§ Data records:
__________________________________________________

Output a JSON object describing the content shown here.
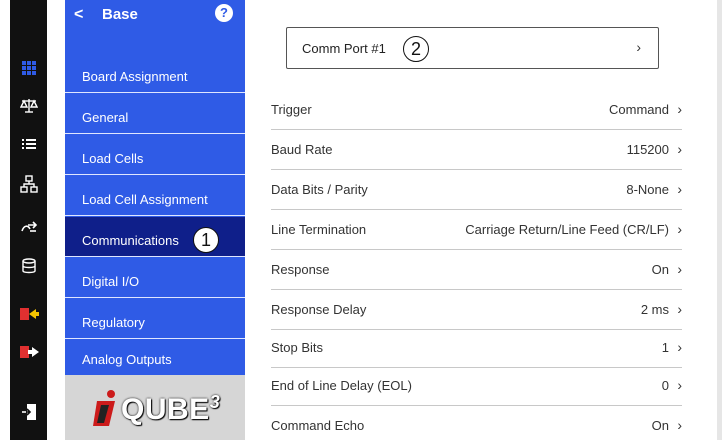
{
  "nav": {
    "title": "Base",
    "back_glyph": "<",
    "help_glyph": "?",
    "items": [
      {
        "label": "Board Assignment",
        "active": false
      },
      {
        "label": "General",
        "active": false
      },
      {
        "label": "Load Cells",
        "active": false
      },
      {
        "label": "Load Cell Assignment",
        "active": false
      },
      {
        "label": "Communications",
        "active": true
      },
      {
        "label": "Digital I/O",
        "active": false
      },
      {
        "label": "Regulatory",
        "active": false
      },
      {
        "label": "Analog Outputs",
        "active": false
      }
    ]
  },
  "rail": {
    "icons": [
      "grid-icon",
      "scale-icon",
      "list-icon",
      "network-icon",
      "transfer-icon",
      "database-icon",
      "import-icon",
      "export-icon",
      "login-icon"
    ]
  },
  "logo": {
    "text": "QUBE",
    "superscript": "3"
  },
  "callouts": {
    "one": "1",
    "two": "2"
  },
  "comm": {
    "label": "Comm Port #1",
    "chevron": "›"
  },
  "settings": [
    {
      "key": "Trigger",
      "value": "Command"
    },
    {
      "key": "Baud Rate",
      "value": "115200"
    },
    {
      "key": "Data Bits / Parity",
      "value": "8-None"
    },
    {
      "key": "Line Termination",
      "value": "Carriage Return/Line Feed (CR/LF)"
    },
    {
      "key": "Response",
      "value": "On"
    },
    {
      "key": "Response Delay",
      "value": "2 ms"
    },
    {
      "key": "Stop Bits",
      "value": "1"
    },
    {
      "key": "End of Line Delay (EOL)",
      "value": "0"
    },
    {
      "key": "Command Echo",
      "value": "On"
    }
  ],
  "colors": {
    "nav_blue": "#2f5be6",
    "nav_active": "#0f1f8a",
    "rail": "#111111"
  }
}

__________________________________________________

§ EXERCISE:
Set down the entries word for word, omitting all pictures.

§ SOLUTION TO THE PROBLEM:
Output a JSON object describing the content shown here.
{
  "nav": {
    "title": "Base",
    "back_glyph": "<",
    "help_glyph": "?",
    "items": [
      {
        "label": "Board Assignment",
        "active": false
      },
      {
        "label": "General",
        "active": false
      },
      {
        "label": "Load Cells",
        "active": false
      },
      {
        "label": "Load Cell Assignment",
        "active": false
      },
      {
        "label": "Communications",
        "active": true
      },
      {
        "label": "Digital I/O",
        "active": false
      },
      {
        "label": "Regulatory",
        "active": false
      },
      {
        "label": "Analog Outputs",
        "active": false
      }
    ]
  },
  "rail": {
    "icons": [
      "grid-icon",
      "scale-icon",
      "list-icon",
      "network-icon",
      "transfer-icon",
      "database-icon",
      "import-icon",
      "export-icon",
      "login-icon"
    ]
  },
  "logo": {
    "text": "QUBE",
    "superscript": "3"
  },
  "callouts": {
    "one": "1",
    "two": "2"
  },
  "comm": {
    "label": "Comm Port #1",
    "chevron": "›"
  },
  "settings": [
    {
      "key": "Trigger",
      "value": "Command"
    },
    {
      "key": "Baud Rate",
      "value": "115200"
    },
    {
      "key": "Data Bits / Parity",
      "value": "8-None"
    },
    {
      "key": "Line Termination",
      "value": "Carriage Return/Line Feed (CR/LF)"
    },
    {
      "key": "Response",
      "value": "On"
    },
    {
      "key": "Response Delay",
      "value": "2 ms"
    },
    {
      "key": "Stop Bits",
      "value": "1"
    },
    {
      "key": "End of Line Delay (EOL)",
      "value": "0"
    },
    {
      "key": "Command Echo",
      "value": "On"
    }
  ],
  "colors": {
    "nav_blue": "#2f5be6",
    "nav_active": "#0f1f8a",
    "rail": "#111111"
  }
}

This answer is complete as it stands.